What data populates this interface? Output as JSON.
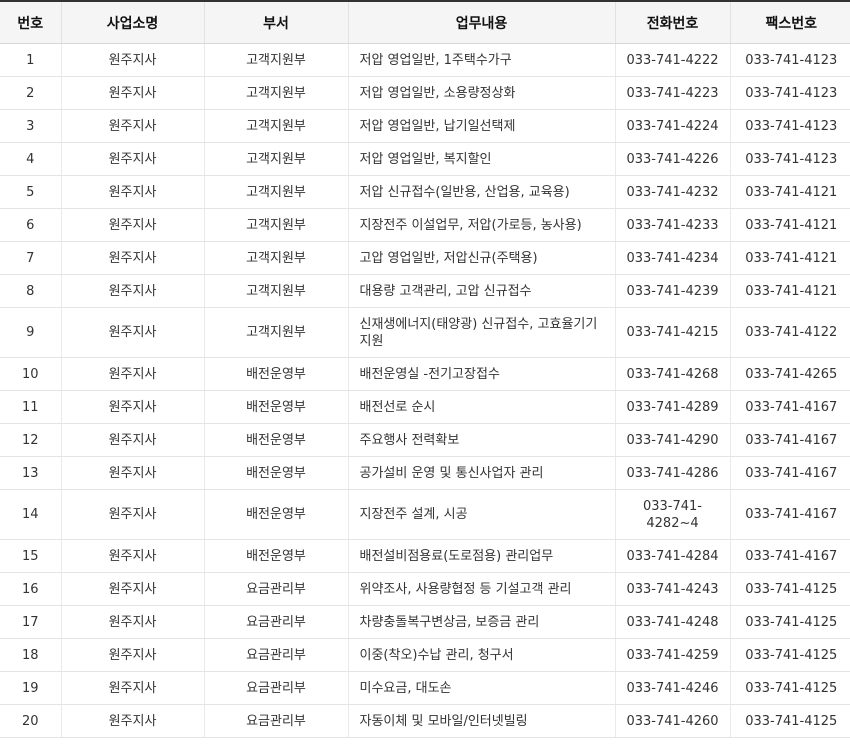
{
  "table": {
    "headers": {
      "no": "번호",
      "office": "사업소명",
      "dept": "부서",
      "work": "업무내용",
      "tel": "전화번호",
      "fax": "팩스번호"
    },
    "rows": [
      {
        "no": "1",
        "office": "원주지사",
        "dept": "고객지원부",
        "work": "저압 영업일반, 1주택수가구",
        "tel": "033-741-4222",
        "fax": "033-741-4123"
      },
      {
        "no": "2",
        "office": "원주지사",
        "dept": "고객지원부",
        "work": "저압 영업일반, 소용량정상화",
        "tel": "033-741-4223",
        "fax": "033-741-4123"
      },
      {
        "no": "3",
        "office": "원주지사",
        "dept": "고객지원부",
        "work": "저압 영업일반, 납기일선택제",
        "tel": "033-741-4224",
        "fax": "033-741-4123"
      },
      {
        "no": "4",
        "office": "원주지사",
        "dept": "고객지원부",
        "work": "저압 영업일반, 복지할인",
        "tel": "033-741-4226",
        "fax": "033-741-4123"
      },
      {
        "no": "5",
        "office": "원주지사",
        "dept": "고객지원부",
        "work": "저압 신규접수(일반용, 산업용, 교육용)",
        "tel": "033-741-4232",
        "fax": "033-741-4121"
      },
      {
        "no": "6",
        "office": "원주지사",
        "dept": "고객지원부",
        "work": "지장전주 이설업무, 저압(가로등, 농사용)",
        "tel": "033-741-4233",
        "fax": "033-741-4121"
      },
      {
        "no": "7",
        "office": "원주지사",
        "dept": "고객지원부",
        "work": "고압 영업일반, 저압신규(주택용)",
        "tel": "033-741-4234",
        "fax": "033-741-4121"
      },
      {
        "no": "8",
        "office": "원주지사",
        "dept": "고객지원부",
        "work": "대용량 고객관리, 고압 신규접수",
        "tel": "033-741-4239",
        "fax": "033-741-4121"
      },
      {
        "no": "9",
        "office": "원주지사",
        "dept": "고객지원부",
        "work": "신재생에너지(태양광) 신규접수, 고효율기기지원",
        "tel": "033-741-4215",
        "fax": "033-741-4122"
      },
      {
        "no": "10",
        "office": "원주지사",
        "dept": "배전운영부",
        "work": "배전운영실 -전기고장접수",
        "tel": "033-741-4268",
        "fax": "033-741-4265"
      },
      {
        "no": "11",
        "office": "원주지사",
        "dept": "배전운영부",
        "work": "배전선로 순시",
        "tel": "033-741-4289",
        "fax": "033-741-4167"
      },
      {
        "no": "12",
        "office": "원주지사",
        "dept": "배전운영부",
        "work": "주요행사 전력확보",
        "tel": "033-741-4290",
        "fax": "033-741-4167"
      },
      {
        "no": "13",
        "office": "원주지사",
        "dept": "배전운영부",
        "work": "공가설비 운영 및 통신사업자 관리",
        "tel": "033-741-4286",
        "fax": "033-741-4167"
      },
      {
        "no": "14",
        "office": "원주지사",
        "dept": "배전운영부",
        "work": "지장전주 설계, 시공",
        "tel": "033-741-4282~4",
        "fax": "033-741-4167"
      },
      {
        "no": "15",
        "office": "원주지사",
        "dept": "배전운영부",
        "work": "배전설비점용료(도로점용) 관리업무",
        "tel": "033-741-4284",
        "fax": "033-741-4167"
      },
      {
        "no": "16",
        "office": "원주지사",
        "dept": "요금관리부",
        "work": "위약조사, 사용량협정 등 기설고객 관리",
        "tel": "033-741-4243",
        "fax": "033-741-4125"
      },
      {
        "no": "17",
        "office": "원주지사",
        "dept": "요금관리부",
        "work": "차량충돌복구변상금, 보증금 관리",
        "tel": "033-741-4248",
        "fax": "033-741-4125"
      },
      {
        "no": "18",
        "office": "원주지사",
        "dept": "요금관리부",
        "work": "이중(착오)수납 관리, 청구서",
        "tel": "033-741-4259",
        "fax": "033-741-4125"
      },
      {
        "no": "19",
        "office": "원주지사",
        "dept": "요금관리부",
        "work": "미수요금, 대도손",
        "tel": "033-741-4246",
        "fax": "033-741-4125"
      },
      {
        "no": "20",
        "office": "원주지사",
        "dept": "요금관리부",
        "work": "자동이체 및 모바일/인터넷빌링",
        "tel": "033-741-4260",
        "fax": "033-741-4125"
      }
    ]
  }
}
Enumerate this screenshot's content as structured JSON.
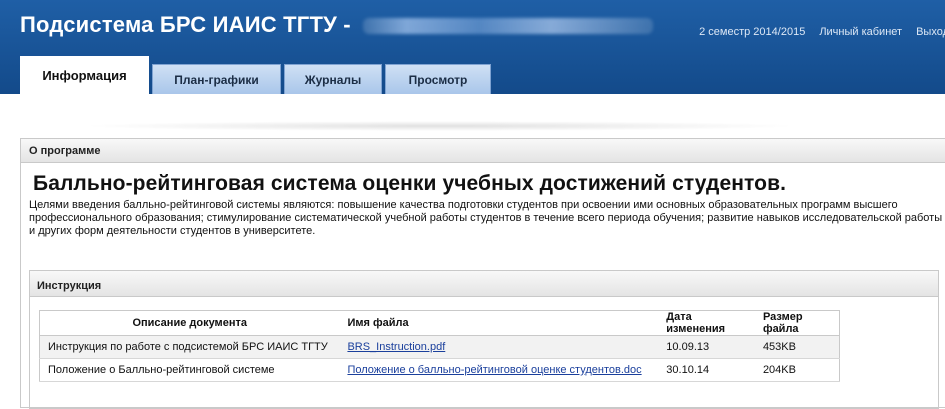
{
  "header": {
    "title": "Подсистема БРС ИАИС ТГТУ -",
    "user_name_blurred": "Глинкин Евгений Иванович",
    "links": [
      "2 семестр 2014/2015",
      "Личный кабинет",
      "Выход"
    ]
  },
  "tabs": [
    {
      "label": "Информация",
      "active": true
    },
    {
      "label": "План-графики",
      "active": false
    },
    {
      "label": "Журналы",
      "active": false
    },
    {
      "label": "Просмотр",
      "active": false
    }
  ],
  "about": {
    "panel_title": "О программе",
    "heading": "Балльно-рейтинговая система оценки учебных достижений студентов.",
    "description": "Целями введения балльно-рейтинговой системы являются: повышение качества подготовки студентов при освоении ими основных образовательных программ высшего профессионального образования; стимулирование систематической учебной работы студентов в течение всего периода обучения; развитие навыков исследовательской работы и других форм деятельности студентов в университете."
  },
  "instructions": {
    "panel_title": "Инструкция",
    "columns": [
      "Описание документа",
      "Имя файла",
      "Дата изменения",
      "Размер файла"
    ],
    "rows": [
      {
        "description": "Инструкция по работе с подсистемой БРС ИАИС ТГТУ",
        "file": "BRS_Instruction.pdf",
        "date": "10.09.13",
        "size": "453KB"
      },
      {
        "description": "Положение о Балльно-рейтинговой системе",
        "file": "Положение о балльно-рейтинговой оценке студентов.doc",
        "date": "30.10.14",
        "size": "204KB"
      }
    ]
  },
  "colors": {
    "header_bg": "#1a559a",
    "tab_bg": "#b9d1ee",
    "link": "#1a3f9c"
  }
}
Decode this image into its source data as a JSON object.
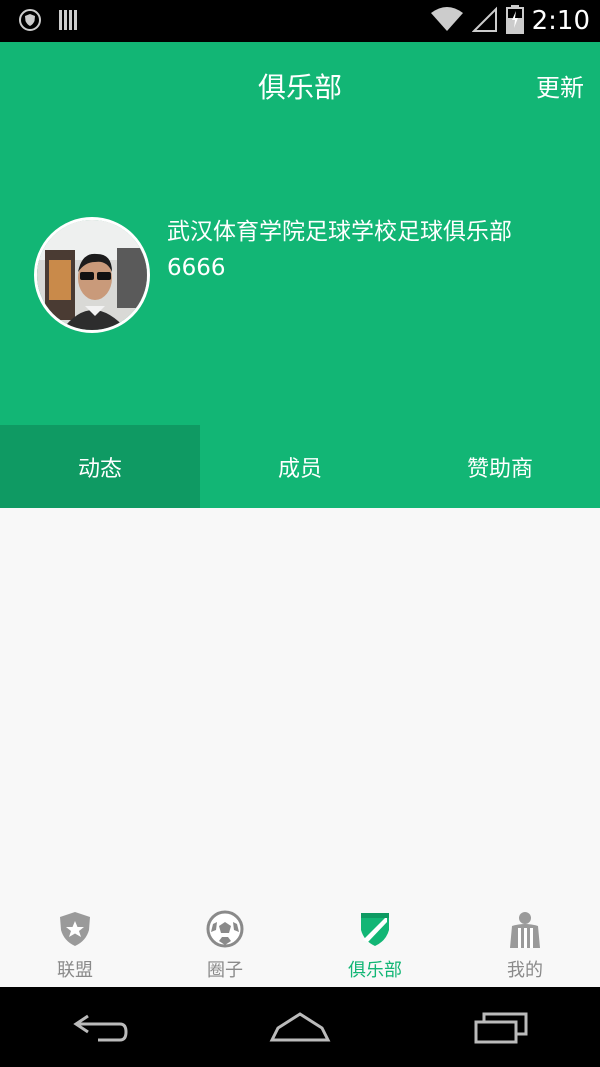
{
  "status_bar": {
    "time": "2:10",
    "icons": [
      "shield-icon",
      "barcode-icon",
      "wifi-icon",
      "signal-icon",
      "battery-icon"
    ]
  },
  "header": {
    "title": "俱乐部",
    "update_label": "更新",
    "club_name": "武汉体育学院足球学校足球俱乐部",
    "club_id": "6666",
    "colors": {
      "primary": "#12b675",
      "active_tab": "#0f9a63"
    }
  },
  "tabs": [
    {
      "label": "动态",
      "active": true
    },
    {
      "label": "成员",
      "active": false
    },
    {
      "label": "赞助商",
      "active": false
    }
  ],
  "bottom_nav": [
    {
      "label": "联盟",
      "icon": "shield-star-icon",
      "active": false
    },
    {
      "label": "圈子",
      "icon": "soccer-ball-icon",
      "active": false
    },
    {
      "label": "俱乐部",
      "icon": "club-badge-icon",
      "active": true
    },
    {
      "label": "我的",
      "icon": "player-icon",
      "active": false
    }
  ],
  "system_nav": [
    "back-icon",
    "home-icon",
    "recents-icon"
  ]
}
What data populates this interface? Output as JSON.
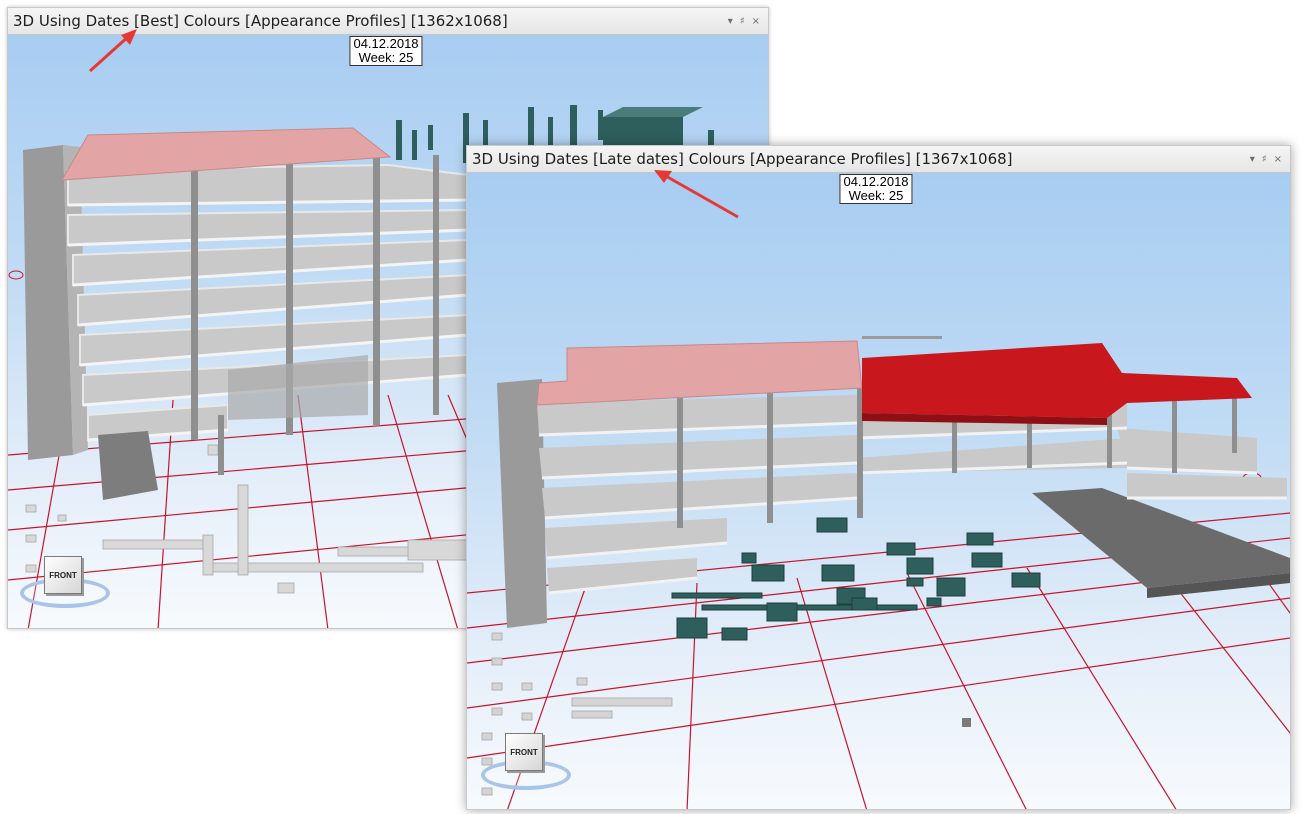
{
  "panels": [
    {
      "title": "3D Using Dates [Best] Colours [Appearance Profiles]  [1362x1068]",
      "date": "04.12.2018",
      "week": "Week: 25",
      "cube_label": "FRONT",
      "controls": [
        "▾",
        "♯",
        "×"
      ]
    },
    {
      "title": "3D Using Dates [Late dates] Colours [Appearance Profiles]  [1367x1068]",
      "date": "04.12.2018",
      "week": "Week: 25",
      "cube_label": "FRONT",
      "controls": [
        "▾",
        "♯",
        "×"
      ]
    }
  ],
  "colors": {
    "grid_line": "#c8142c",
    "slab_grey": "#cfcfcf",
    "column_grey": "#9a9a9a",
    "roof_pink": "#e2a4a4",
    "roof_red": "#c8181e",
    "foundation_teal": "#2e5f5c",
    "arrow_red": "#e53935"
  },
  "icons": {
    "minimize": "chevron-down-icon",
    "pin": "pin-icon",
    "close": "close-icon"
  }
}
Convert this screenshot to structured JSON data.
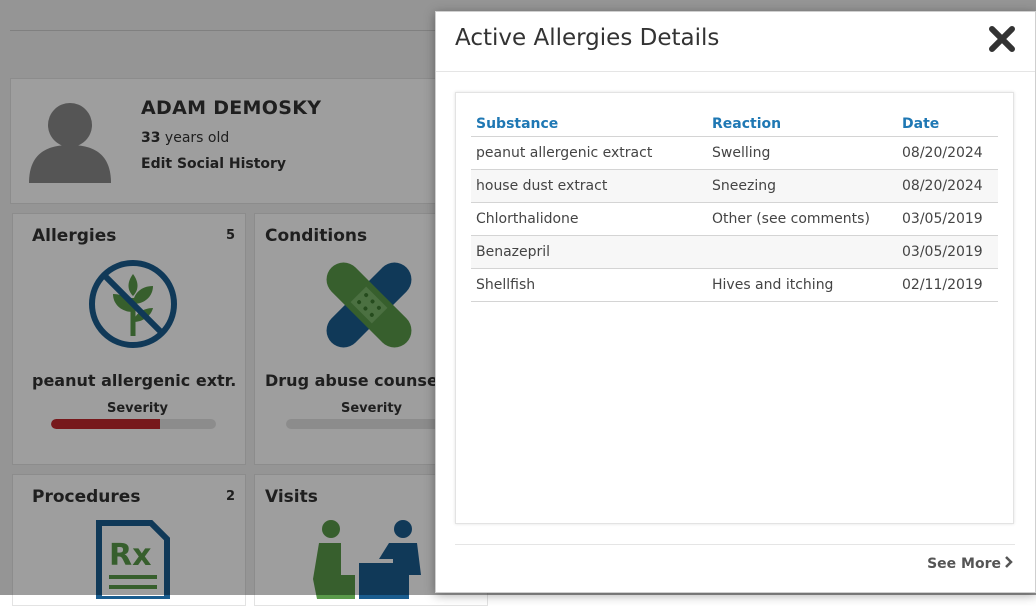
{
  "patient": {
    "name": "ADAM DEMOSKY",
    "age_value": "33",
    "age_suffix": " years old",
    "social_link": "Edit Social History"
  },
  "cards": [
    {
      "title": "Allergies",
      "count": "5",
      "subtitle": "peanut allergenic extr...",
      "severity_label": "Severity",
      "severity_fraction": 0.66,
      "icon": "no-plants-icon"
    },
    {
      "title": "Conditions",
      "count": "",
      "subtitle": "Drug abuse counseli",
      "severity_label": "Severity",
      "severity_fraction": 0,
      "icon": "bandage-icon"
    },
    {
      "title": "Procedures",
      "count": "2",
      "icon": "prescription-icon"
    },
    {
      "title": "Visits",
      "count": "",
      "icon": "doctor-visit-icon"
    }
  ],
  "modal": {
    "title": "Active Allergies Details",
    "close_icon": "close-icon",
    "columns": [
      "Substance",
      "Reaction",
      "Date"
    ],
    "rows": [
      [
        "peanut allergenic extract",
        "Swelling",
        "08/20/2024"
      ],
      [
        "house dust extract",
        "Sneezing",
        "08/20/2024"
      ],
      [
        "Chlorthalidone",
        "Other (see comments)",
        "03/05/2019"
      ],
      [
        "Benazepril",
        "",
        "03/05/2019"
      ],
      [
        "Shellfish",
        "Hives and itching",
        "02/11/2019"
      ]
    ],
    "see_more": "See More"
  },
  "colors": {
    "accent": "#1f78b4",
    "icon_blue": "#1a5d8f",
    "icon_green": "#5a9a4a",
    "severity_red": "#c0272d",
    "overlay": "rgba(0,0,0,0.38)"
  }
}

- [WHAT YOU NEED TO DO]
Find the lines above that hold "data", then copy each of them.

- [WRITTEN SOLUTION]
What data populates this interface? Output as JSON.
Decode this image into its source data as a JSON object.
What data populates this interface? Output as JSON.
Convert this screenshot to structured JSON data.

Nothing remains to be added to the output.